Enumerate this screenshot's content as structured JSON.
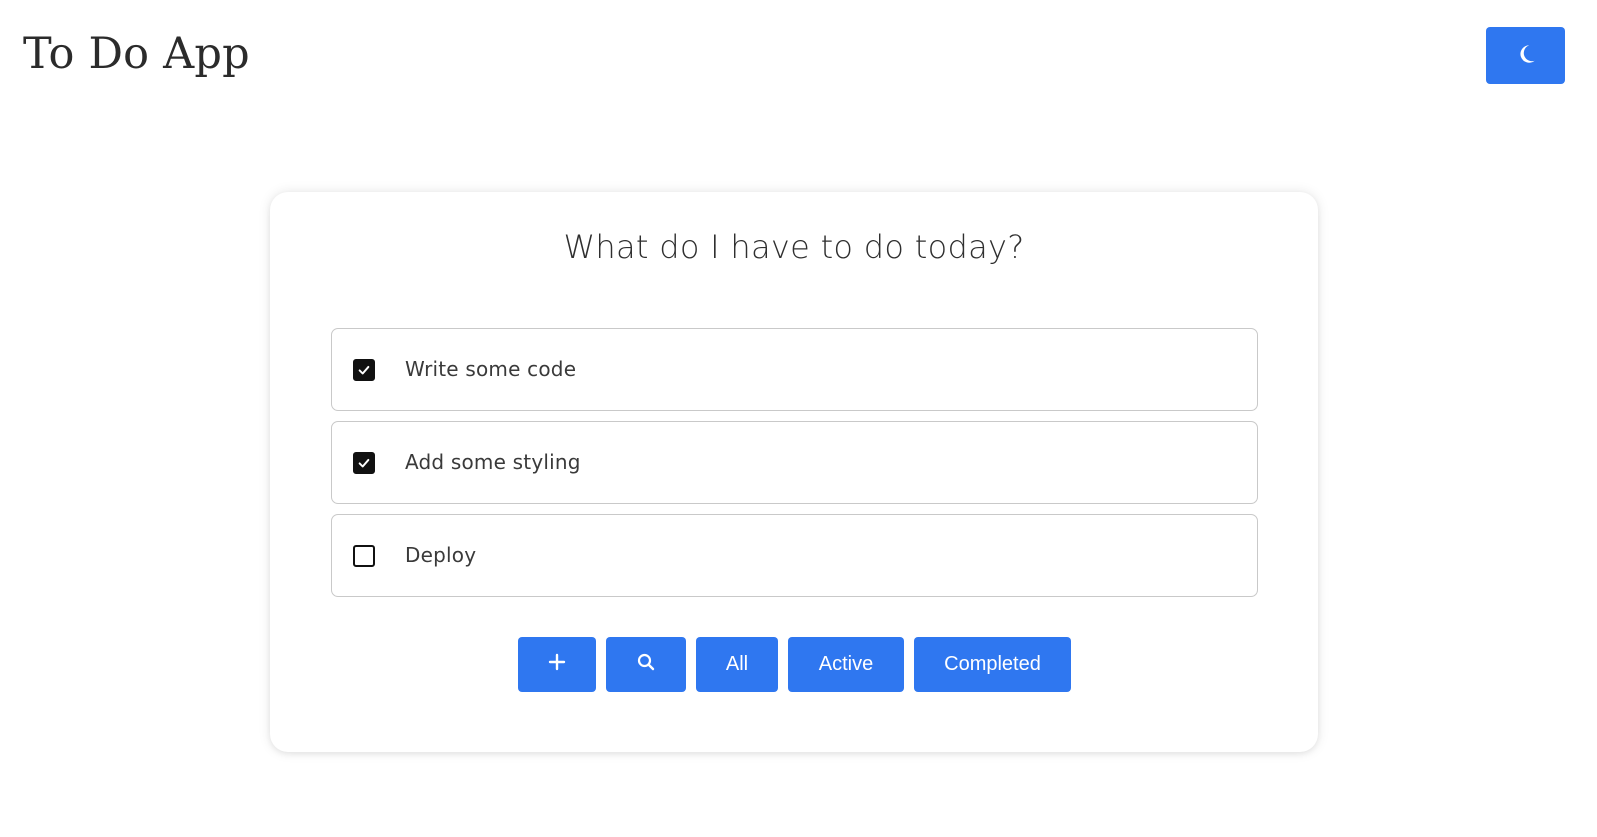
{
  "header": {
    "app_title": "To Do App",
    "theme_toggle_icon": "moon-icon"
  },
  "main": {
    "heading": "What do I have to do today?",
    "todos": [
      {
        "label": "Write some code",
        "completed": true
      },
      {
        "label": "Add some styling",
        "completed": true
      },
      {
        "label": "Deploy",
        "completed": false
      }
    ],
    "actions": {
      "add_icon": "plus-icon",
      "search_icon": "search-icon",
      "all_label": "All",
      "active_label": "Active",
      "completed_label": "Completed"
    }
  },
  "colors": {
    "accent": "#2f77f0",
    "text": "#2f2f2f",
    "checkbox": "#111111"
  }
}
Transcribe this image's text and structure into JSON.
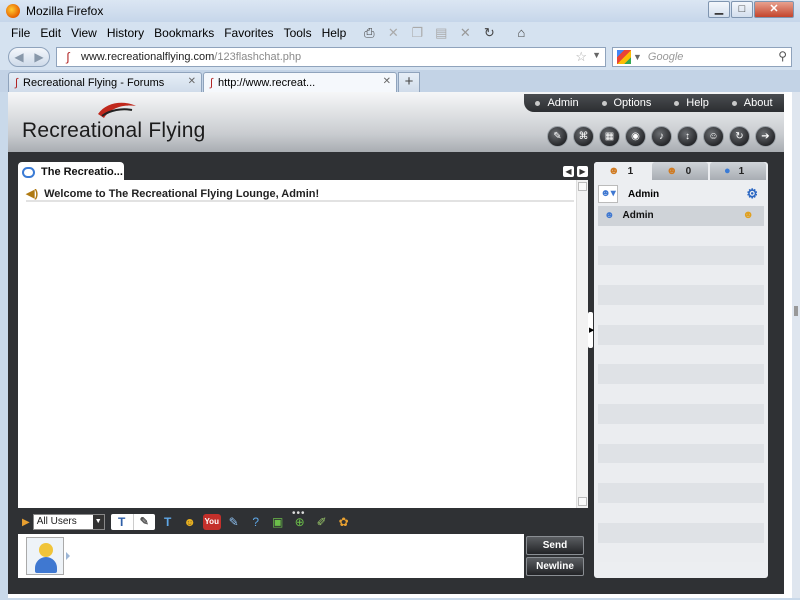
{
  "window": {
    "title": "Mozilla Firefox",
    "minimize": "▁",
    "maximize": "□",
    "close": "✕"
  },
  "menubar": {
    "items": [
      "File",
      "Edit",
      "View",
      "History",
      "Bookmarks",
      "Favorites",
      "Tools",
      "Help"
    ],
    "toolbar_icons": [
      "print-icon",
      "close-icon",
      "copy-icon",
      "paste-icon",
      "stop-icon",
      "reload-icon",
      "home-icon"
    ]
  },
  "navbar": {
    "url_host": "www.recreationalflying.com",
    "url_path": "/123flashchat.php",
    "search_placeholder": "Google"
  },
  "tabs": [
    {
      "label": "Recreational Flying - Forums",
      "active": false
    },
    {
      "label": "http://www.recreat...",
      "active": true
    }
  ],
  "app": {
    "logo_text": "Recreational Flying",
    "topnav": [
      "Admin",
      "Options",
      "Help",
      "About"
    ],
    "tool_icons": [
      "tools-icon",
      "game-icon",
      "whiteboard-icon",
      "webcam-icon",
      "sound-icon",
      "scroll-icon",
      "emote-icon",
      "refresh-icon",
      "exit-icon"
    ],
    "room_tab": "The Recreatio...",
    "welcome_message": "Welcome to The Recreational Flying Lounge, Admin!",
    "recipient_select": "All Users",
    "format_icons": [
      "text-style-icon",
      "pen-icon"
    ],
    "input_icons": [
      "font-icon",
      "smiley-icon",
      "youtube-icon",
      "edit-icon",
      "help-icon",
      "image-icon",
      "add-icon",
      "paint-icon",
      "palette-icon"
    ],
    "send_label": "Send",
    "newline_label": "Newline"
  },
  "userpanel": {
    "tabs": [
      {
        "icon": "users-icon",
        "count": "1"
      },
      {
        "icon": "rooms-icon",
        "count": "0"
      },
      {
        "icon": "chat-icon",
        "count": "1"
      }
    ],
    "me": {
      "name": "Admin"
    },
    "users": [
      {
        "name": "Admin"
      }
    ]
  },
  "colors": {
    "app_dark": "#2f3134",
    "accent_blue": "#3f78d1",
    "firefox_chrome": "#d5e2f0"
  }
}
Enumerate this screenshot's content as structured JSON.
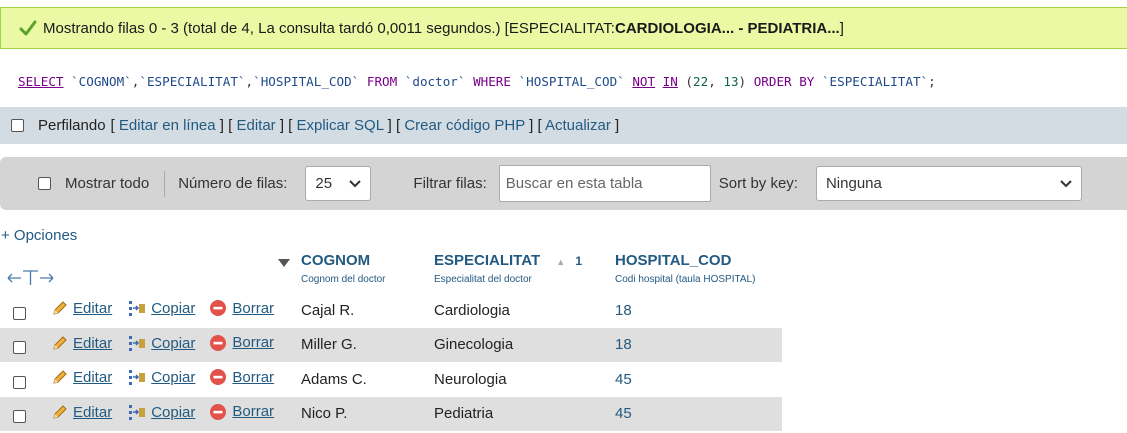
{
  "message": {
    "text": "Mostrando filas 0 - 3 (total de 4, La consulta tardó 0,0011 segundos.) [ESPECIALITAT: ",
    "range_bold": "CARDIOLOGIA... - PEDIATRIA...",
    "close": "]",
    "icon": "check-icon"
  },
  "sql": {
    "tokens": [
      [
        "kw-u",
        "SELECT"
      ],
      [
        "pun",
        " "
      ],
      [
        "id",
        "`COGNOM`"
      ],
      [
        "pun",
        ","
      ],
      [
        "id",
        "`ESPECIALITAT`"
      ],
      [
        "pun",
        ","
      ],
      [
        "id",
        "`HOSPITAL_COD`"
      ],
      [
        "pun",
        " "
      ],
      [
        "kw",
        "FROM"
      ],
      [
        "pun",
        " "
      ],
      [
        "id",
        "`doctor`"
      ],
      [
        "pun",
        " "
      ],
      [
        "kw",
        "WHERE"
      ],
      [
        "pun",
        " "
      ],
      [
        "id",
        "`HOSPITAL_COD`"
      ],
      [
        "pun",
        " "
      ],
      [
        "kw-u",
        "NOT"
      ],
      [
        "pun",
        " "
      ],
      [
        "kw-u",
        "IN"
      ],
      [
        "pun",
        " ("
      ],
      [
        "num",
        "22"
      ],
      [
        "pun",
        ", "
      ],
      [
        "num",
        "13"
      ],
      [
        "pun",
        ") "
      ],
      [
        "kw",
        "ORDER BY"
      ],
      [
        "pun",
        " "
      ],
      [
        "id",
        "`ESPECIALITAT`"
      ],
      [
        "pun",
        ";"
      ]
    ]
  },
  "profiling": {
    "label": "Perfilando",
    "links": [
      "Editar en línea",
      "Editar",
      "Explicar SQL",
      "Crear código PHP",
      "Actualizar"
    ]
  },
  "nav": {
    "show_all": "Mostrar todo",
    "rows_label": "Número de filas:",
    "rows_value": "25",
    "filter_label": "Filtrar filas:",
    "filter_placeholder": "Buscar en esta tabla",
    "sort_label": "Sort by key:",
    "sort_value": "Ninguna"
  },
  "options_link": "+ Opciones",
  "table": {
    "columns": [
      {
        "name": "COGNOM",
        "comment": "Cognom del doctor"
      },
      {
        "name": "ESPECIALITAT",
        "comment": "Especialitat del doctor",
        "sort_order": "1"
      },
      {
        "name": "HOSPITAL_COD",
        "comment": "Codi hospital (taula HOSPITAL)"
      }
    ],
    "actions": {
      "edit": "Editar",
      "copy": "Copiar",
      "delete": "Borrar"
    },
    "rows": [
      {
        "cognom": "Cajal R.",
        "especialitat": "Cardiologia",
        "hospital_cod": "18"
      },
      {
        "cognom": "Miller G.",
        "especialitat": "Ginecologia",
        "hospital_cod": "18"
      },
      {
        "cognom": "Adams C.",
        "especialitat": "Neurologia",
        "hospital_cod": "45"
      },
      {
        "cognom": "Nico P.",
        "especialitat": "Pediatria",
        "hospital_cod": "45"
      }
    ]
  }
}
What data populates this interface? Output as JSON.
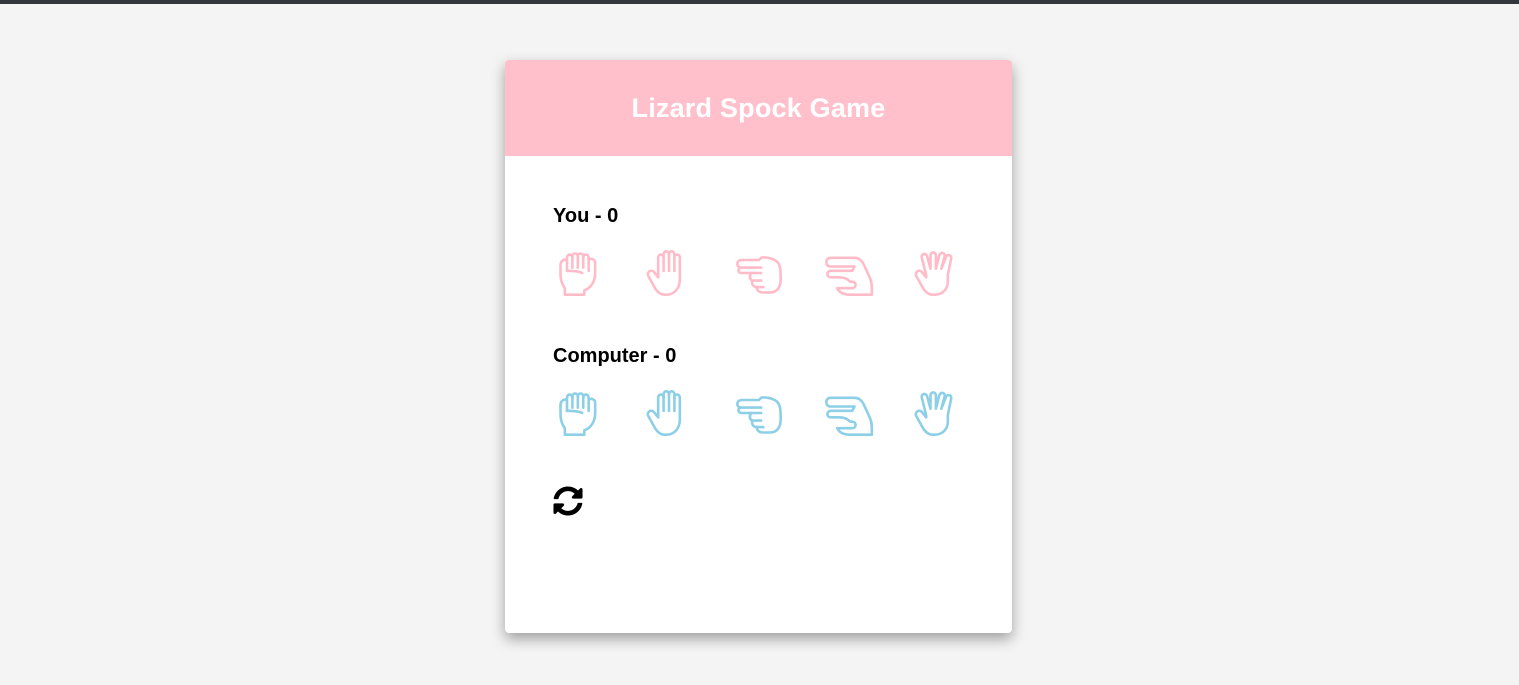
{
  "game": {
    "title": "Lizard Spock Game"
  },
  "player": {
    "label": "You - 0",
    "color": "#ffbcc8",
    "choices": [
      "rock-icon",
      "paper-icon",
      "scissors-icon",
      "lizard-icon",
      "spock-icon"
    ]
  },
  "computer": {
    "label": "Computer - 0",
    "color": "#8ccfe7",
    "choices": [
      "rock-icon",
      "paper-icon",
      "scissors-icon",
      "lizard-icon",
      "spock-icon"
    ]
  },
  "controls": {
    "reset_icon": "refresh-icon"
  },
  "colors": {
    "header": "#ffc0cb",
    "background": "#f4f4f4"
  }
}
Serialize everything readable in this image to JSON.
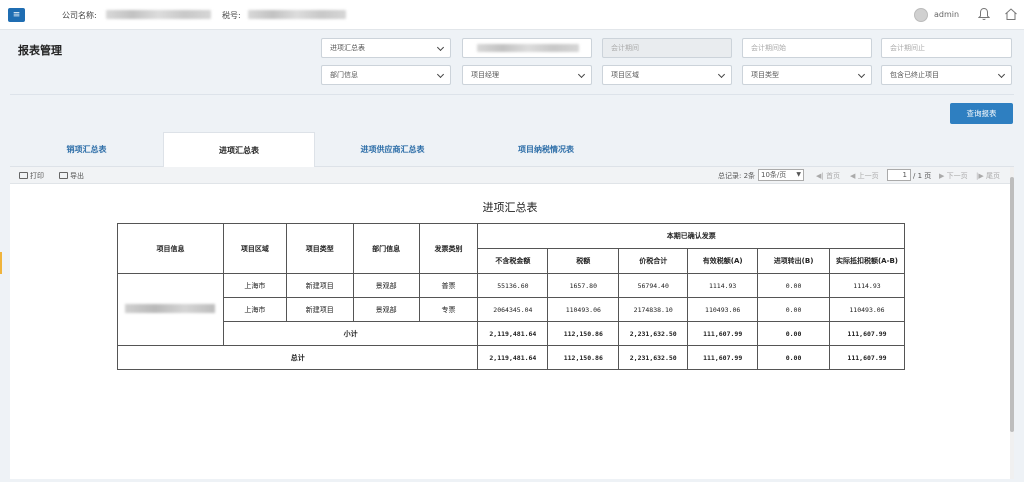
{
  "header": {
    "menu_icon": "hamburger-menu-icon",
    "company_label": "公司名称:",
    "tax_label": "税号:",
    "username": "admin"
  },
  "page": {
    "title": "报表管理"
  },
  "filters": {
    "report_type": "进项汇总表",
    "accounting_period": "会计期间",
    "period_start": "会计期间始",
    "period_end": "会计期间止",
    "department": "部门信息",
    "project_manager": "项目经理",
    "project_region": "项目区域",
    "project_type": "项目类型",
    "terminated": "包含已终止项目"
  },
  "query_button": "查询报表",
  "tabs": [
    {
      "label": "销项汇总表",
      "active": false
    },
    {
      "label": "进项汇总表",
      "active": true
    },
    {
      "label": "进项供应商汇总表",
      "active": false
    },
    {
      "label": "项目纳税情况表",
      "active": false
    }
  ],
  "toolbar": {
    "print": "打印",
    "export": "导出",
    "total_records": "总记录: 2条",
    "per_page": "10条/页",
    "first": "首页",
    "prev": "上一页",
    "current_page": "1",
    "total_pages": "/ 1 页",
    "next": "下一页",
    "last": "尾页"
  },
  "report": {
    "title": "进项汇总表",
    "headers": {
      "project_info": "项目信息",
      "region": "项目区域",
      "type": "项目类型",
      "dept": "部门信息",
      "invoice_type": "发票类别",
      "group": "本期已确认发票",
      "excl_tax": "不含税金额",
      "tax": "税额",
      "total": "价税合计",
      "valid_tax": "有效税额(A)",
      "transfer_out": "进项转出(B)",
      "deductible": "实际抵扣税额(A-B)"
    },
    "rows": [
      {
        "region": "上海市",
        "type": "新建项目",
        "dept": "景观部",
        "invoice_type": "普票",
        "excl_tax": "55136.60",
        "tax": "1657.80",
        "total": "56794.40",
        "valid_tax": "1114.93",
        "transfer_out": "0.00",
        "deductible": "1114.93"
      },
      {
        "region": "上海市",
        "type": "新建项目",
        "dept": "景观部",
        "invoice_type": "专票",
        "excl_tax": "2064345.04",
        "tax": "110493.06",
        "total": "2174838.10",
        "valid_tax": "110493.06",
        "transfer_out": "0.00",
        "deductible": "110493.06"
      }
    ],
    "subtotal": {
      "label": "小计",
      "excl_tax": "2,119,481.64",
      "tax": "112,150.86",
      "total": "2,231,632.50",
      "valid_tax": "111,607.99",
      "transfer_out": "0.00",
      "deductible": "111,607.99"
    },
    "grand_total": {
      "label": "总计",
      "excl_tax": "2,119,481.64",
      "tax": "112,150.86",
      "total": "2,231,632.50",
      "valid_tax": "111,607.99",
      "transfer_out": "0.00",
      "deductible": "111,607.99"
    }
  },
  "colors": {
    "primary": "#2e7fc1",
    "tab_link": "#2d6ea8",
    "background": "#eef2f6"
  }
}
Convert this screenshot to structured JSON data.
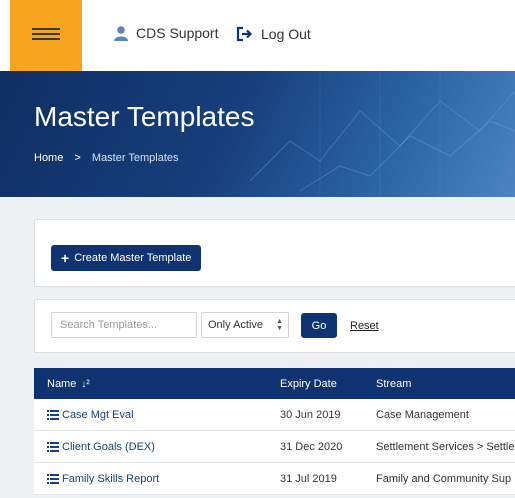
{
  "header": {
    "user_label": "CDS Support",
    "logout_label": "Log Out",
    "menu_color": "#f7a51f"
  },
  "hero": {
    "title": "Master Templates",
    "breadcrumb": {
      "home": "Home",
      "separator": ">",
      "current": "Master Templates"
    }
  },
  "actions": {
    "create_label": "Create Master Template"
  },
  "filters": {
    "search_placeholder": "Search Templates...",
    "status_selected": "Only Active",
    "go_label": "Go",
    "reset_label": "Reset"
  },
  "table": {
    "columns": [
      "Name",
      "Expiry Date",
      "Stream"
    ],
    "rows": [
      {
        "name": "Case Mgt Eval",
        "expiry": "30 Jun 2019",
        "stream": "Case Management"
      },
      {
        "name": "Client Goals (DEX)",
        "expiry": "31 Dec 2020",
        "stream": "Settlement Services > Settle"
      },
      {
        "name": "Family Skills Report",
        "expiry": "31 Jul 2019",
        "stream": "Family and Community Sup"
      }
    ]
  }
}
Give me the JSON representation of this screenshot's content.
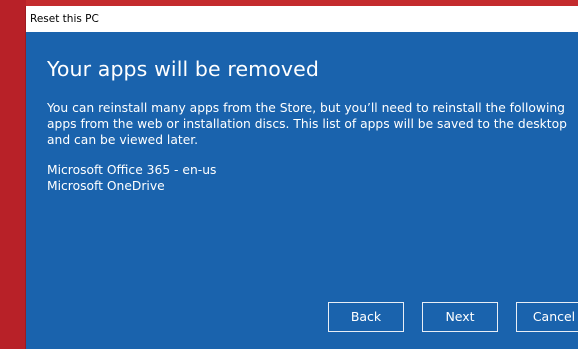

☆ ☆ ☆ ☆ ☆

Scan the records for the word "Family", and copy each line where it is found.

▶ _PROBLEM SOLUTION_
        "name": "Family Skills Report",
        "stream": "Family and Community Sup"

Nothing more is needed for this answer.